The pump station was equipped with very large axial-flow propeller pumps and did not utilize bar screens, so there was no place in the wet well that a conventional sampler could be installed. As a result, the city was faced with the probability that a costly new underground chamber to house sampling equipment would be required to be located upstream of the pump station wet well.
In searching for a more cost-effective solution, Gene Suhr devised an automated sampler that required no below-ground parts except a copper pipe connection to the influent sewer. His watching a vacuum truck clean a catch basin and his ownership of a Volkswagen Beetle triggered the idea for the sampler he devised.

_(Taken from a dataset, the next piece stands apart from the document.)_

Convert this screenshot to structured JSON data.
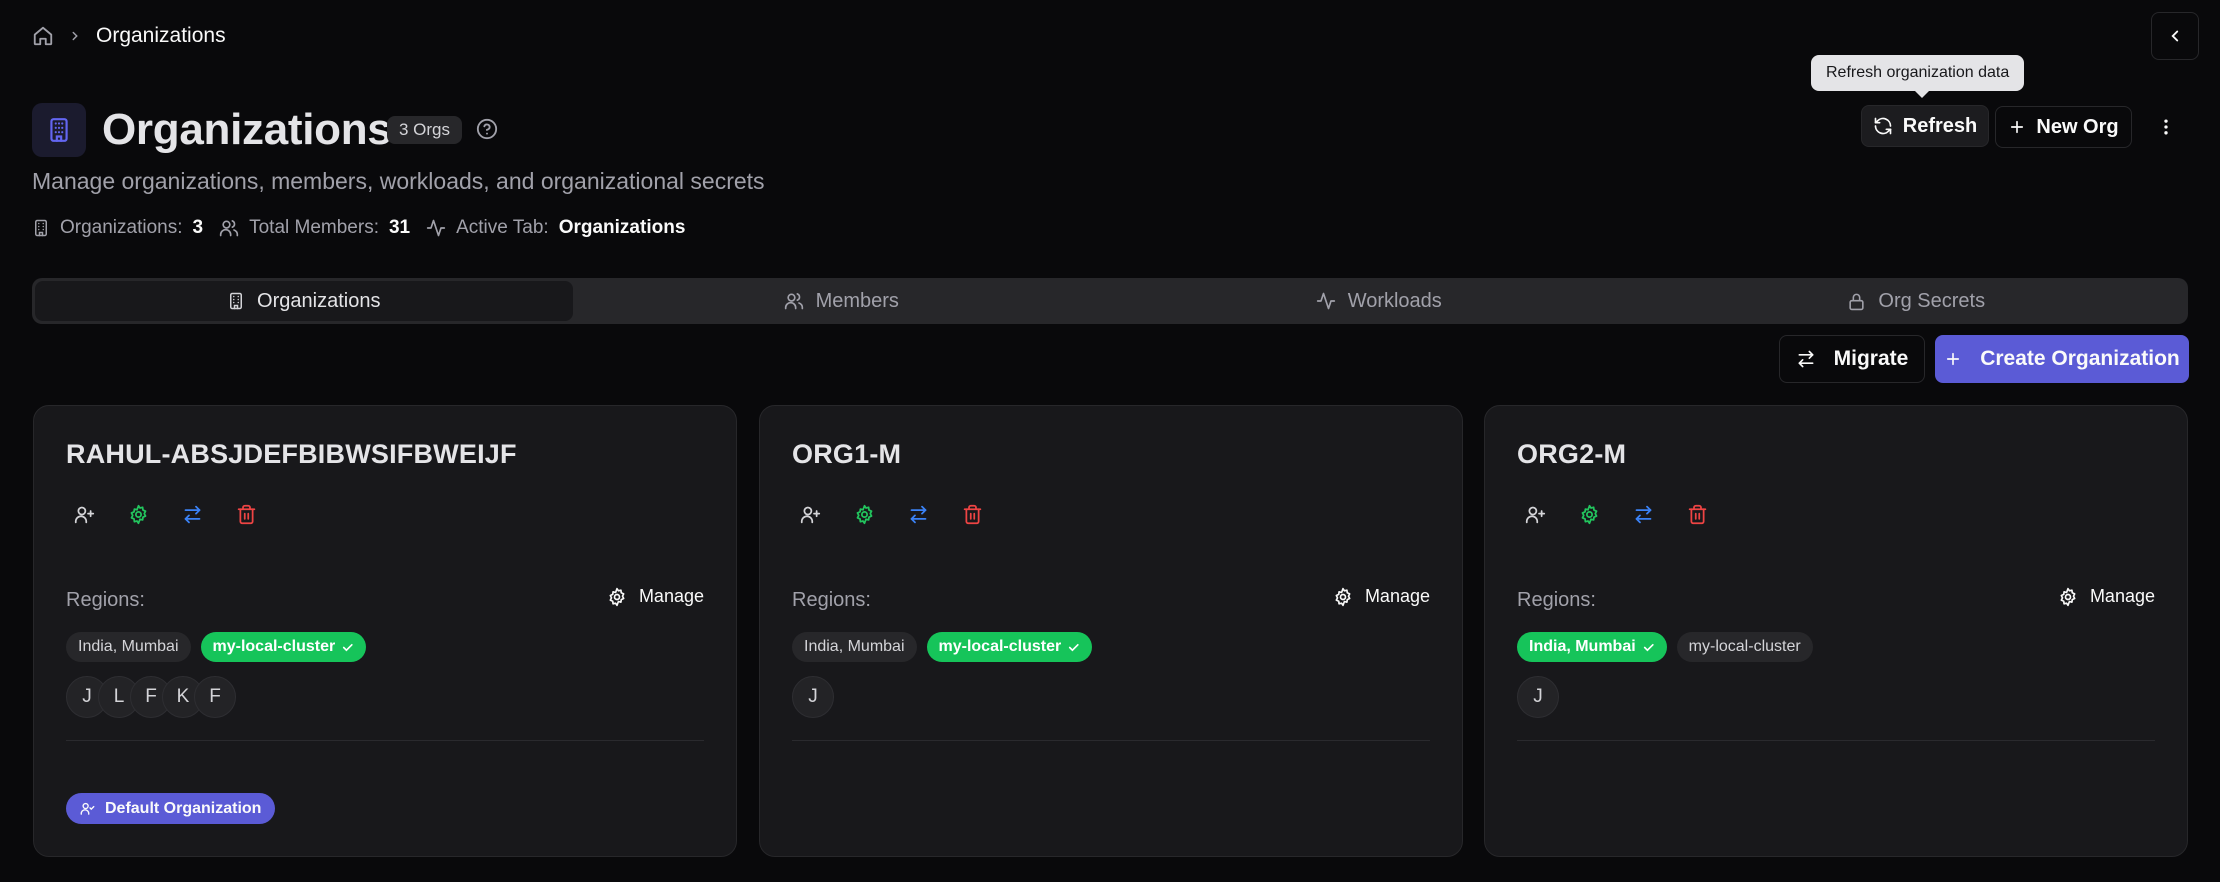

Drawing on the Beetle’s two-compartment gasoline tank, he designed a 6-inch-diameter Plexiglas sample collection tube with a shorter, smaller-diameter copper tube inside. As the outer larger tube filed, it finally overflowed into the inner tube. In filling the inner tube, a representative aliquot of suspended solids settled into the inner tube. The sample was aspirated into the outer tube by a vacuum pump. After filling the sample tube, the outer tube was emptied by use of compressed air and the inner tube was then drained into a refrigerated sample container. Needed valves were solenoid operated and an adjustable timer controlled the sampling frequency. The sampler automatically reset itself after each sample and was largely self-cleaning.
It proved to be very reliable and much less costly than other solutions that were then available. Later models of the Suhr Sampler incorporated sold-state controllers, but the essential operating principles remain unchanged to this day.